The all new
CBS News App for Android® for iPad® for iPhone®
Fully redesigned. Featuring CBSN, 24/7 live news. Get the App

Reaction of 2016 candidates to Oregon shooting

Students, staff and faculty are evacuated from Umpqua Community College in Roseburg, Oregon after a deadly shooting Thursday, October 1, 2015.

Michael Sullivan /The News-Review via AP

Jeb Bush:

Ben Carson:

"[O]bviously, there are going to be those who are going to be calling for gun control. But you know, that happens every time we have one of these incidents. Obviously, that's not the issue. The issue is the mentality of these people. And we need to be looking at the mentality of these individuals and seeing if there are any early warning clues that we can gather that will help us as a society to be able to identify these people ahead of time." -- interviewed on Hugh Hewitt radio show, Oct. 1

Hillary Clinton:

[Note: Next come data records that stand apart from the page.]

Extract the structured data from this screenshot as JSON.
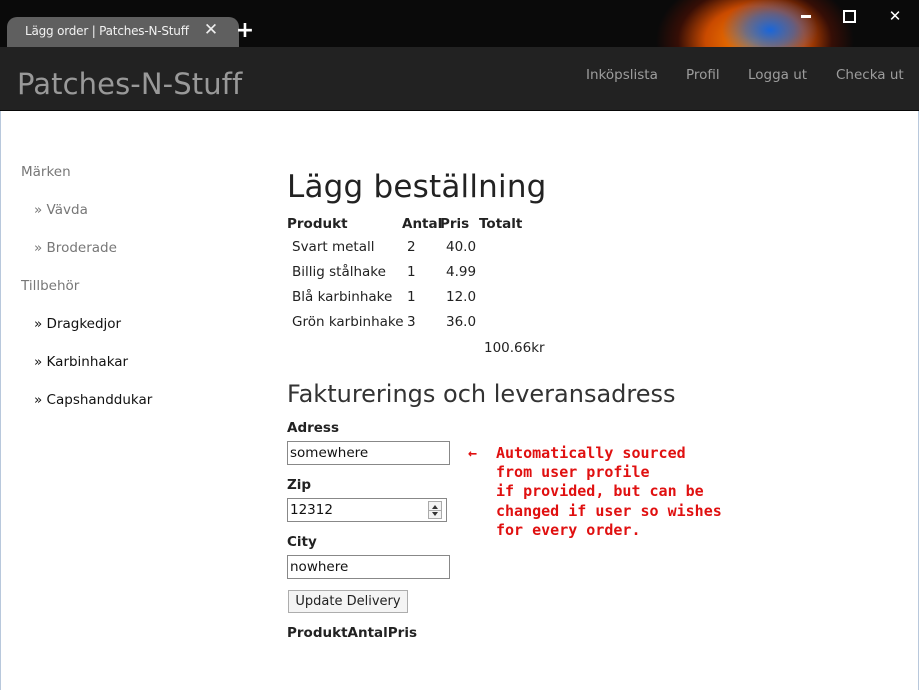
{
  "browser": {
    "tab_title": "Lägg order | Patches-N-Stuff",
    "tab_close": "✕",
    "new_tab": "+",
    "window_close": "✕"
  },
  "navbar": {
    "brand": "Patches-N-Stuff",
    "links": [
      "Inköpslista",
      "Profil",
      "Logga ut",
      "Checka ut"
    ]
  },
  "sidebar": {
    "sections": [
      {
        "heading": "Märken",
        "items": [
          "» Vävda",
          "» Broderade"
        ]
      },
      {
        "heading": "Tillbehör",
        "items": [
          "» Dragkedjor",
          "» Karbinhakar",
          "» Capshanddukar"
        ]
      }
    ]
  },
  "order": {
    "title": "Lägg beställning",
    "headers": [
      "Produkt",
      "Antal",
      "Pris",
      "Totalt"
    ],
    "rows": [
      {
        "product": "Svart metall",
        "qty": "2",
        "price": "40.0"
      },
      {
        "product": "Billig stålhake",
        "qty": "1",
        "price": "4.99"
      },
      {
        "product": "Blå karbinhake",
        "qty": "1",
        "price": "12.0"
      },
      {
        "product": "Grön karbinhake",
        "qty": "3",
        "price": "36.0"
      }
    ],
    "total": "100.66kr"
  },
  "address": {
    "title": "Fakturerings och leveransadress",
    "address_label": "Adress",
    "address_value": "somewhere",
    "zip_label": "Zip",
    "zip_value": "12312",
    "city_label": "City",
    "city_value": "nowhere",
    "update_button": "Update Delivery",
    "footer_headers": "ProduktAntalPris"
  },
  "annotation": {
    "arrow": "←",
    "lines": [
      "Automatically sourced",
      "from user profile",
      "if provided, but can be",
      "changed if user so wishes",
      "for every order."
    ],
    "color": "#e01010"
  }
}
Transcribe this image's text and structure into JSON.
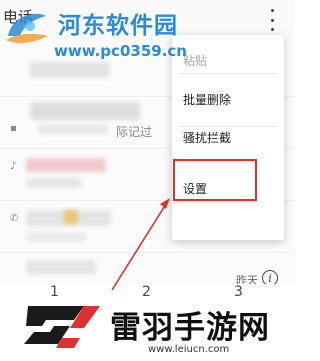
{
  "header": {
    "title": "电话"
  },
  "watermark_top": {
    "name": "河东软件园",
    "url": "www.pc0359.cn"
  },
  "call_list": {
    "partial_note": "际记过",
    "rows": [
      {
        "time": ""
      },
      {
        "time": ""
      },
      {
        "time": ""
      },
      {
        "time": "昨天"
      },
      {
        "time": "昨天"
      }
    ]
  },
  "menu": {
    "items": [
      {
        "label": "粘贴"
      },
      {
        "label": "批量删除"
      },
      {
        "label": "骚扰拦截"
      },
      {
        "label": "设置"
      }
    ],
    "highlight_color": "#e0302e"
  },
  "dialpad": {
    "digits": [
      "1",
      "2",
      "3"
    ]
  },
  "watermark_bottom": {
    "name": "雷羽手游网",
    "url": "www.leiucn.com"
  },
  "colors": {
    "accent_blue": "#2a8bd6",
    "highlight_red": "#e0302e"
  }
}
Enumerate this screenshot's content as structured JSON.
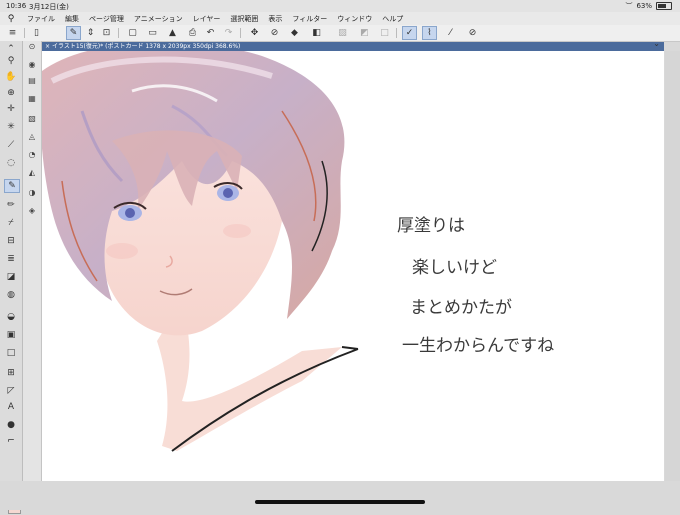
{
  "status_bar": {
    "time": "10:36",
    "date": "3月12日(金)",
    "battery": "63%"
  },
  "menu": {
    "items": [
      "ファイル",
      "編集",
      "ページ管理",
      "アニメーション",
      "レイヤー",
      "選択範囲",
      "表示",
      "フィルター",
      "ウィンドウ",
      "ヘルプ"
    ]
  },
  "document": {
    "tab_title": "イラスト15(復元)* (ポストカード 1378 x 2039px 350dpi 368.6%)"
  },
  "canvas": {
    "handwriting": [
      "厚塗りは",
      "楽しいけど",
      "まとめかたが",
      "一生わからんですね"
    ]
  },
  "colors": {
    "foreground": "#000000",
    "background": "#f5d8d2",
    "accent": "#4b6b9c"
  }
}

"It is just beyond my comprehension that we are seeing these mass murders happen again and again and again. And as I have said, we have got to get the political will to do everything we can to keep people safe. You know, I know there is a way to have sensible gun control measures that help prevent violence, prevent guns from getting into the wrong hands and save lives. And I am committed to doing everything I can to achieve that." -- at forum on substance abuse, Boston area, Oct. 1

Mike Huckabee:

After President Obama appeared before reporters late Thursday to say that "thoughts and prayers are not enough" after the Oregon shooting, former Arkansas Gov. Mike Huckabee issued a response:

"For this president to make a political pronouncement is at best premature and at worst ignorantly inflammatory. Obama can shamelessly try and exploit any tragey he wants, but it's clear that gun free zones are sitting duck zones." -- campaign press release, Oct. 1

John Kasich:

Martin O'Malley:

George Pataki

Marco Rubio

"We have a serious societal problem. We have - whether it's mental illness, obviously - which we need to take more seriously - whether it's family break down and the lack of values being taught at a young age, or a combination of all these things - we do have serious problems in America. But we're focusing too much on what it is people are using to commit violence, and not enough on why it is that people are committing violence...

Obviously a terrible tragedy, and our hearts go out to all of those that have been impacted by it, the families impacted by this and the families of those that have lost their lives. But we have violence in this country and we need to deal with the root causes of that violence - and they're deep and they're societal, and they have probably little to do with our laws and more to do with our families and our communities. "

(In response to follow-up question on Second Amendment) "[T]hese gun laws just aren't effective at preventing this. Gun crime is committed by criminals, criminals ignore the law - that's why they're criminals. If you pass a law that makes it harder for people to have weapons for defense, the only people that are not going to have them are the people that follow the law. Law-abiding people are going to follow the law. Criminals, by definition, ignore the law." -- -- on Mike Gallagher radio talk show

Bernie Sanders:

"We have to stop shooting at each other. ... We need sensible gun control legislation. And by the way, we need to significantly improve mental health services in the United States of America. And I pledge to do everything that I can in both of those areas. ... I don't know that anybody knows what the magic solution is. What we do know is the current situation is not tenable. It is clearly not working. And as the president indicated we can and must do a lot better." -- interviewed on MSNBC, Oct. 1

Sanders also commented via social media: "Another senseless tragedy with more innocent people killed. Our hearts go out to the family."

Donald Trump:

"Absolutely a terrible tragedy...It sounds like another mental health problem. So many of these people, they're coming out of the woodwork. We have to really get to the bottom of it. It's so hard to even talk about these things, because you see them and it's such a tragedy. It's happening more and more. I just don't remember -- years back, I just don't remember these things happening. Certainly not with this kind of frequency." -- quoted by the Washington Post, Oct. 1

CBS News Political Digital Journalists Erica Brown and Sopan Deb, and CBS News Associate Producer Alex Romano contributed to this story.